As his teammates resumed their shooting, he smiled, then whispered, “I was just pulling your leg.”
His game has been no joke.
On Oct. 21 at Oklahoma City, he went off, helping the Kings to a 131-120 win, their first of the season. He came out firing, scoring a career-best 16 points in the first quarter on 5-for-7 shooting, 4-for-6 from three (both Kings season-team-highs). He finished the game with 26 points, one short of his career-best.

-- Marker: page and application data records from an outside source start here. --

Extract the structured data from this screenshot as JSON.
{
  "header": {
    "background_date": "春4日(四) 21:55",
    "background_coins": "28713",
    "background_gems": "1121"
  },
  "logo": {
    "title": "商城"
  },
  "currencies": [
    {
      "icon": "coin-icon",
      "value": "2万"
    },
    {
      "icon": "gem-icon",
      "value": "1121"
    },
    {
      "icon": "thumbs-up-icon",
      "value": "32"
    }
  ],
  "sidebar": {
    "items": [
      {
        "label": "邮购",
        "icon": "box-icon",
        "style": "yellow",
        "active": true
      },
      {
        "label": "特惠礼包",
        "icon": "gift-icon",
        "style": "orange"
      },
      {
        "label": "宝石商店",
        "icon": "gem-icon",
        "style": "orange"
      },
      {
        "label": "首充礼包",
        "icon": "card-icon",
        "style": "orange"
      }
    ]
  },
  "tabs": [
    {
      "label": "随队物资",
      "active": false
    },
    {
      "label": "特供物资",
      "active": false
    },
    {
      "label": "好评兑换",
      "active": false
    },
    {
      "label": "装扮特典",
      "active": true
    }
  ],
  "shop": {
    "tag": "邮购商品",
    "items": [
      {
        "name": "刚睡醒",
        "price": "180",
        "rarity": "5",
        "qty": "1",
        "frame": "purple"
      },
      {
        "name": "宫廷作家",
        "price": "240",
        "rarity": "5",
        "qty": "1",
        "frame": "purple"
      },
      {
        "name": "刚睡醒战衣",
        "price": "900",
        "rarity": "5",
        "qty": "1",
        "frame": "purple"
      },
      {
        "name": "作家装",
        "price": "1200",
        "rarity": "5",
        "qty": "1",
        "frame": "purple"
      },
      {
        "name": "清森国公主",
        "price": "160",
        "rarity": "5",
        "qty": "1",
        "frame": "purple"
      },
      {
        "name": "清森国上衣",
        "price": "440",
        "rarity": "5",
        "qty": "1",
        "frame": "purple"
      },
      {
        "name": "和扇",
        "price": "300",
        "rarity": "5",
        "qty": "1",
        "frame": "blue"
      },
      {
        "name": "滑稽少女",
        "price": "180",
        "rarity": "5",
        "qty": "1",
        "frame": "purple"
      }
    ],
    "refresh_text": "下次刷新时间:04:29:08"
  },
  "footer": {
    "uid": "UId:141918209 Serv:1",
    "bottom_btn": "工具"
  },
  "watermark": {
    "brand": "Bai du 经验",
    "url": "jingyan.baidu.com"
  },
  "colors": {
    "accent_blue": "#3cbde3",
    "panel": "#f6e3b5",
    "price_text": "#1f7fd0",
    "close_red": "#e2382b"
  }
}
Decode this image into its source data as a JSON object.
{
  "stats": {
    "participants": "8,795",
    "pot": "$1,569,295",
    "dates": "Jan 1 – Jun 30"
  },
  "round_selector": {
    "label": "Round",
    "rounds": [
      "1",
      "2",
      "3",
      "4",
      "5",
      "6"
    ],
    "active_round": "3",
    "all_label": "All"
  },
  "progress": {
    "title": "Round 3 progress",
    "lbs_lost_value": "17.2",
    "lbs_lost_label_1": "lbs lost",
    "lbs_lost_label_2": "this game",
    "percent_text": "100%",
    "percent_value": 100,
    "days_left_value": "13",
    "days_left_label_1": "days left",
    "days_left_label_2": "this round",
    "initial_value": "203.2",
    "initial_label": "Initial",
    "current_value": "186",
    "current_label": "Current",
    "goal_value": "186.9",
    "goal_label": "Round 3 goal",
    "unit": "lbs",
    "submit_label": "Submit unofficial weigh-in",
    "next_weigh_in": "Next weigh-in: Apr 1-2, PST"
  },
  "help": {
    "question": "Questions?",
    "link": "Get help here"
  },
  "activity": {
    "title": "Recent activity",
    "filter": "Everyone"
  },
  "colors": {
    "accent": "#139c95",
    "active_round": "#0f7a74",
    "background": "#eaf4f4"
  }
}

He scored 23 points (9-18 FG) with four threes in a victory over Oklahoma City Monday night.
For the season, he’s shooting just under 42 percent percent, is around 37 percent from three and is north of 85 percent from the line. The field goal and free throw percentage are the best of his career, while his three-point shooting is his best since 2012-13, his second year with the New York Knicks, who drafted him 17th overall in 2011. Of course, he’s still defending as he always did, ranking in the top 50 in the League in steals per game.
Off the court, Shumpert has expanded his galaxy of star power to television, as he, his wife, singer/actress/model Teyana Taylor, and their baby daughter, Junie, have their own reality TV show on VH1, “Teyana & Iman,” chronicling how they balance their work and family lives. The premiere episode hit big immediately, debuting fifth among the top 50 original cable telecasts for March 26, 2018, and the second-most-watched cable show that wasn’t news- or sports-related. They did a six-episode first season, and there could be more in the works.
“My wife wanted to do it,” Iman said, with a laugh. “It’s been great. We’re hoping for another season of it.”
In the meantime, playing in another postseason is his goal. It would be welcome in Sacramento. Having lived in New York and Cleveland, he’s found that Sacramento is a nice place to settle down and settle in.
“It’s a calm city, great basketball fan base, and the people are genuinely nice,” he said, breaking into a smile. “They have the wine tastings going on, they have some good restaurants. That’s all you can ask for when you have a family.
“I’m a little older so I don’t really do all the stuff I did when I was younger,” he added, with a laugh. “It’s mostly just about how my family enjoys the city.”